▶ [EXERCISE DESCRIPTION]: Only an exact repetition of every entry counts as the answer.

▶ [INPUT FOR THIS TASK]:

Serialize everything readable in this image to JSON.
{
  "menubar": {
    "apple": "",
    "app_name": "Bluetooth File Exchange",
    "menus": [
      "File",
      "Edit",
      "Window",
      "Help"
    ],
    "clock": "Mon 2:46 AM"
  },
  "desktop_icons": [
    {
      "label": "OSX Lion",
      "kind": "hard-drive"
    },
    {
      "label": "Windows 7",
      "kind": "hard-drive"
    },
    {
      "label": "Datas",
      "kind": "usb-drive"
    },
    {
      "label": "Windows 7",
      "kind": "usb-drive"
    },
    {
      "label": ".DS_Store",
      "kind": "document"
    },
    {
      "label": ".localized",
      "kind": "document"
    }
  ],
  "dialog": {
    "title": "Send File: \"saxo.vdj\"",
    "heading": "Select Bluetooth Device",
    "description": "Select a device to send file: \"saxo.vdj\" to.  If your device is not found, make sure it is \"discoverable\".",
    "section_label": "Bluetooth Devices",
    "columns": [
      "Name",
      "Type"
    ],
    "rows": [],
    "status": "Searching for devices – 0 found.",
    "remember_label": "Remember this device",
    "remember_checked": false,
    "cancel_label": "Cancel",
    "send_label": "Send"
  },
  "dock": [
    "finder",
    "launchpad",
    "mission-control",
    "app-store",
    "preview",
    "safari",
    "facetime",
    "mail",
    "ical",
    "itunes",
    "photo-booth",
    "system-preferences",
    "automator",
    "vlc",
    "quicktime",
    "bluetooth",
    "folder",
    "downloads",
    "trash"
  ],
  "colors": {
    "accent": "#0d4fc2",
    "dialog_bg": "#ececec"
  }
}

▶ [WRITTEN ANSWER]:
Serialize everything readable in this image to JSON.
{
  "menubar": {
    "apple": "",
    "app_name": "Bluetooth File Exchange",
    "menus": [
      "File",
      "Edit",
      "Window",
      "Help"
    ],
    "clock": "Mon 2:46 AM"
  },
  "desktop_icons": [
    {
      "label": "OSX Lion",
      "kind": "hard-drive"
    },
    {
      "label": "Windows 7",
      "kind": "hard-drive"
    },
    {
      "label": "Datas",
      "kind": "usb-drive"
    },
    {
      "label": "Windows 7",
      "kind": "usb-drive"
    },
    {
      "label": ".DS_Store",
      "kind": "document"
    },
    {
      "label": ".localized",
      "kind": "document"
    }
  ],
  "dialog": {
    "title": "Send File: \"saxo.vdj\"",
    "heading": "Select Bluetooth Device",
    "description": "Select a device to send file: \"saxo.vdj\" to.  If your device is not found, make sure it is \"discoverable\".",
    "section_label": "Bluetooth Devices",
    "columns": [
      "Name",
      "Type"
    ],
    "rows": [],
    "status": "Searching for devices – 0 found.",
    "remember_label": "Remember this device",
    "remember_checked": false,
    "cancel_label": "Cancel",
    "send_label": "Send"
  },
  "dock": [
    "finder",
    "launchpad",
    "mission-control",
    "app-store",
    "preview",
    "safari",
    "facetime",
    "mail",
    "ical",
    "itunes",
    "photo-booth",
    "system-preferences",
    "automator",
    "vlc",
    "quicktime",
    "bluetooth",
    "folder",
    "downloads",
    "trash"
  ],
  "colors": {
    "accent": "#0d4fc2",
    "dialog_bg": "#ececec"
  }
}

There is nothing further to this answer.